Which lines below hold the word "float"? Copy all of them.

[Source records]
..........

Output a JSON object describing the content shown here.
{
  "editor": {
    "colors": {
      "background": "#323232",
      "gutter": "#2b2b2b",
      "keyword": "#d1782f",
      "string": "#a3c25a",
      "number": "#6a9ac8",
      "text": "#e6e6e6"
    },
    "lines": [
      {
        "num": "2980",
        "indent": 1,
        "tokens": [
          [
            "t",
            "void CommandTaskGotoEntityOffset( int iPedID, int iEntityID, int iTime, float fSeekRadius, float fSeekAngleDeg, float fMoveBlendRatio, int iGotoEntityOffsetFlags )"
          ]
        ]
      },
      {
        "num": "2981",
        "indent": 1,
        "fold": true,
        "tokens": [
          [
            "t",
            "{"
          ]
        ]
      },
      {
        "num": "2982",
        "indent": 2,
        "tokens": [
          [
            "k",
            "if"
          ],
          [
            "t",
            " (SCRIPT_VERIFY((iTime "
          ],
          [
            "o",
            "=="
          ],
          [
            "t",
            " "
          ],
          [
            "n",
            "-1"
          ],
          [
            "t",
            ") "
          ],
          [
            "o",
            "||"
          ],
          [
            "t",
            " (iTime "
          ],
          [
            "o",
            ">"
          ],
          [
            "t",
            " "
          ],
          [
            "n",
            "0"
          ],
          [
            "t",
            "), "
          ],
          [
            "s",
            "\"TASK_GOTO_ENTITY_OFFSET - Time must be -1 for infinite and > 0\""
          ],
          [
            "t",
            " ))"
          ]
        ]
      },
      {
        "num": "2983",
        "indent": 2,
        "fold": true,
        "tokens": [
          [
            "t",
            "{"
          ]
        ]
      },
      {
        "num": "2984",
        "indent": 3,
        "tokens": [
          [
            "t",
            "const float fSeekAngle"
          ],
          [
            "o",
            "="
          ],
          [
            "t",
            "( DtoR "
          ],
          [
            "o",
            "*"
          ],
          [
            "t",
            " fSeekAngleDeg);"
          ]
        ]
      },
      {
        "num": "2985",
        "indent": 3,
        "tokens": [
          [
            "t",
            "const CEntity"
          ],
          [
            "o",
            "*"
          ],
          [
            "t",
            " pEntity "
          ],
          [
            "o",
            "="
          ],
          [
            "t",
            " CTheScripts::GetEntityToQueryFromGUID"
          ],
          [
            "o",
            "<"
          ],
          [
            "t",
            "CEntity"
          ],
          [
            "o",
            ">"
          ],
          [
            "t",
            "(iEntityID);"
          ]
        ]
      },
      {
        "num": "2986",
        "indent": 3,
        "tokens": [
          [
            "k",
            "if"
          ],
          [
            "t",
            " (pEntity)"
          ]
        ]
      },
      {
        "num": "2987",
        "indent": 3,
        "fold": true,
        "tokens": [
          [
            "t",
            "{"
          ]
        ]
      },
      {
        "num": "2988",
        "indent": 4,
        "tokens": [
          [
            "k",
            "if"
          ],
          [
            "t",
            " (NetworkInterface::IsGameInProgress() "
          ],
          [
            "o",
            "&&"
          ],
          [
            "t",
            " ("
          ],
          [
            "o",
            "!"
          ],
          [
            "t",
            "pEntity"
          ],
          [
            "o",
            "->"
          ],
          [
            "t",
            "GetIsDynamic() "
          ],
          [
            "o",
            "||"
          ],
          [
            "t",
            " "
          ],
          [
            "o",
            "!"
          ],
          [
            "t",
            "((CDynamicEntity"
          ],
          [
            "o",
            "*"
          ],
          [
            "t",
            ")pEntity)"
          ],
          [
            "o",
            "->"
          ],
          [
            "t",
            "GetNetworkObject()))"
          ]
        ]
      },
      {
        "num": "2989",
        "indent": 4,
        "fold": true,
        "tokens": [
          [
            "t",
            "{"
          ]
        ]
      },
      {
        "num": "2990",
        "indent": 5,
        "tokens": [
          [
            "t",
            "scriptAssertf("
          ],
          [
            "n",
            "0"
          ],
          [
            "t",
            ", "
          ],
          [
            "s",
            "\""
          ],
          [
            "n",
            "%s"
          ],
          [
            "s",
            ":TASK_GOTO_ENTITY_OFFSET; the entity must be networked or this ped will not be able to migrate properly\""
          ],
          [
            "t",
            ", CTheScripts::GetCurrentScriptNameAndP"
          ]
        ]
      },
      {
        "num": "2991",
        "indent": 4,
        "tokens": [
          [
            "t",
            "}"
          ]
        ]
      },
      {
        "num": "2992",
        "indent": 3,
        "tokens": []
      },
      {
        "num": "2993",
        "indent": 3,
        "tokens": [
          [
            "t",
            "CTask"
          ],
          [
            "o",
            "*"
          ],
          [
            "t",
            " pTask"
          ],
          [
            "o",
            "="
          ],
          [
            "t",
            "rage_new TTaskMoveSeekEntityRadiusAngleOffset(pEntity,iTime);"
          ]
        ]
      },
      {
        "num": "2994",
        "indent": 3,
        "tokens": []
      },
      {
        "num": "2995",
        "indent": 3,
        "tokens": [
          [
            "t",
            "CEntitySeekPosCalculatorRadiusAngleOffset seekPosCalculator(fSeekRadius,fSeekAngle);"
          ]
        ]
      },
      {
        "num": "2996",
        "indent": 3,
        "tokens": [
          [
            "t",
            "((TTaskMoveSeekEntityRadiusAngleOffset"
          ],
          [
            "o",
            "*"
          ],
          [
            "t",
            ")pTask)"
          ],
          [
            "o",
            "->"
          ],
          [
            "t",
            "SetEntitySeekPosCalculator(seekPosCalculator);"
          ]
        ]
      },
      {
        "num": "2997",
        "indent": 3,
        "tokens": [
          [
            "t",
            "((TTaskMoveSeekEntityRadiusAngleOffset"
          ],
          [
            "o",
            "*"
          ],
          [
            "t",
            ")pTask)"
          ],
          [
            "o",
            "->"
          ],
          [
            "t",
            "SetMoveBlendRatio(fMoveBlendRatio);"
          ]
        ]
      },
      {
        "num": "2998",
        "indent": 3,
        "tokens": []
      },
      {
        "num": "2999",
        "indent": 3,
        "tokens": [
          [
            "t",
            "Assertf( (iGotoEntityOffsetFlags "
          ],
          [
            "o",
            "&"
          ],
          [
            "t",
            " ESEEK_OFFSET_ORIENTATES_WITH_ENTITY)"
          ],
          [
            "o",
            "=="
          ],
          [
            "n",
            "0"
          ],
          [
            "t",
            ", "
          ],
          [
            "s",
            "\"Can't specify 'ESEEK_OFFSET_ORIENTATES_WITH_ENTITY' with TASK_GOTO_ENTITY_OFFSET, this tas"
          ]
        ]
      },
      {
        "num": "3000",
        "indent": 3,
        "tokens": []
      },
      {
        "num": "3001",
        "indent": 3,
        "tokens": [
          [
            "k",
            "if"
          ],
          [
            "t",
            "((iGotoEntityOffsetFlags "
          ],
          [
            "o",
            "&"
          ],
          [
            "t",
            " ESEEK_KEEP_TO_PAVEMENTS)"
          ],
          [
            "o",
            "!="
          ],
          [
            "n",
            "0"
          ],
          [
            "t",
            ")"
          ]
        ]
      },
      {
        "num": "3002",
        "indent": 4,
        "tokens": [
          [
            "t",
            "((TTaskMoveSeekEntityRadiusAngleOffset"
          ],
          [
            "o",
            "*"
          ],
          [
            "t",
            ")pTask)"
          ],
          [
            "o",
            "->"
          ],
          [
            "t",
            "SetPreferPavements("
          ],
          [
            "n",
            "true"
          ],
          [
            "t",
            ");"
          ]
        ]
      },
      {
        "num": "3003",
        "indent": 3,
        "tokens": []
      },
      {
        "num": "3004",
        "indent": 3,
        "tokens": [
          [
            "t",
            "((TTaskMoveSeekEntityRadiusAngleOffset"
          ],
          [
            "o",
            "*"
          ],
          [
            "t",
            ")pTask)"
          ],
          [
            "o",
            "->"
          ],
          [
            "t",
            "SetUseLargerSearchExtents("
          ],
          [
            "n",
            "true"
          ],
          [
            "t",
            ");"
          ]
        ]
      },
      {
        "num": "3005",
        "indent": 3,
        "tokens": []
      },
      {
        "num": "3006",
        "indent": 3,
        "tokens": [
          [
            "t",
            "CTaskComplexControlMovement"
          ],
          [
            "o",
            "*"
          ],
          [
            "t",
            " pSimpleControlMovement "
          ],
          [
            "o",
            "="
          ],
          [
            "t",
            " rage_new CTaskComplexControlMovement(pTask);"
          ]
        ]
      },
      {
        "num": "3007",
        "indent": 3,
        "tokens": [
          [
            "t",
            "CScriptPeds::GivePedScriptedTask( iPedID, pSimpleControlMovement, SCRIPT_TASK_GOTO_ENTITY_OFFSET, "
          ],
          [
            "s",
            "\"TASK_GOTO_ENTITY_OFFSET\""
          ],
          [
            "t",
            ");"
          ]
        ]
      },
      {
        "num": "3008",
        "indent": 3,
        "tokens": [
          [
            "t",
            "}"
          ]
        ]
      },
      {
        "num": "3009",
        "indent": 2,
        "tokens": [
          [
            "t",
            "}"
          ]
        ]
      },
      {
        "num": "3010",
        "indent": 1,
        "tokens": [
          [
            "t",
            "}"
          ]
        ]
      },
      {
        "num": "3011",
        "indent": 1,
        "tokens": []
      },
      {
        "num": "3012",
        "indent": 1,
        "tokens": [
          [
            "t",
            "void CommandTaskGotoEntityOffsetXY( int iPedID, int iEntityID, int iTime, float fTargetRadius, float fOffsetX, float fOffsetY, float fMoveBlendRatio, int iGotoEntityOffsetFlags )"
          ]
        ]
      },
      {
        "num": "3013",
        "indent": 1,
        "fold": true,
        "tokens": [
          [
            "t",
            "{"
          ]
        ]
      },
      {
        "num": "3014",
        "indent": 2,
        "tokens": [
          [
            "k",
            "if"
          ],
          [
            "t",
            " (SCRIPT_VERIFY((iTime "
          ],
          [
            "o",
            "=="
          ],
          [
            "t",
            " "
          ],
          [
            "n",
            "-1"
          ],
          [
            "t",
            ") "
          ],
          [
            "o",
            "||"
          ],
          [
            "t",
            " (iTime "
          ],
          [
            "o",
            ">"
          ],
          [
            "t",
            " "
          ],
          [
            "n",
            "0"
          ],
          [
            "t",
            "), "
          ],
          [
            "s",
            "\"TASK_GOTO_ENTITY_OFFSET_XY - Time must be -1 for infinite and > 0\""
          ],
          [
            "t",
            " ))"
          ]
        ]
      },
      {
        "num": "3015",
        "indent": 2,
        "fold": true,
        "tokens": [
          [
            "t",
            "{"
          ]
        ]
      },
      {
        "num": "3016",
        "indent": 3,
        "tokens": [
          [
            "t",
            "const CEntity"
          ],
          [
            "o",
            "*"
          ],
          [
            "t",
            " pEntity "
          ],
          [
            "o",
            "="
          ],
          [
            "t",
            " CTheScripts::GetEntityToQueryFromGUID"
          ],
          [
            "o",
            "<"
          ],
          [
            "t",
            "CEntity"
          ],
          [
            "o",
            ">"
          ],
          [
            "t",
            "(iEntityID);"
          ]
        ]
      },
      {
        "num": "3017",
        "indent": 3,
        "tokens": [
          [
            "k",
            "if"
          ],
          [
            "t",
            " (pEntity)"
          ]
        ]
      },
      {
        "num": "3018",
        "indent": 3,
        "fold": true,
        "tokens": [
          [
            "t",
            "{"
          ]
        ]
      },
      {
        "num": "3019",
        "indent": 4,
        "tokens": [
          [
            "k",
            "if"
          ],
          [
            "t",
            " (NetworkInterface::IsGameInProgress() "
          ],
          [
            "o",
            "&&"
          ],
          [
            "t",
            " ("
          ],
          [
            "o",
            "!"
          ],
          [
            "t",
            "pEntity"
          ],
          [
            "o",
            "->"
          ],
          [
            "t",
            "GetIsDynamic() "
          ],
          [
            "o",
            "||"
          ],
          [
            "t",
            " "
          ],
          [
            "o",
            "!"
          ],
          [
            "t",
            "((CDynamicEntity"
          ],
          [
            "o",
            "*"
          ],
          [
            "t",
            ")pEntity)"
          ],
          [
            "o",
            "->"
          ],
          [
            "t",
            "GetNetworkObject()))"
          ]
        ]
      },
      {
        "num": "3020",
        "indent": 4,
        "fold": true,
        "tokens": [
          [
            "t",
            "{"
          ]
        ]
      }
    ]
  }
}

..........

### Solved problem
            "void CommandTaskGotoEntityOffset( int iPedID, int iEntityID, int iTime, float fSeekRadius, float fSeekAngleDeg, float fMoveBlendRatio, int iGotoEntityOffsetFlags )"
            "const float fSeekAngle"
            "void CommandTaskGotoEntityOffsetXY( int iPedID, int iEntityID, int iTime, float fTargetRadius, float fOffsetX, float fOffsetY, float fMoveBlendRatio, int iGotoEntityOffsetFlags )"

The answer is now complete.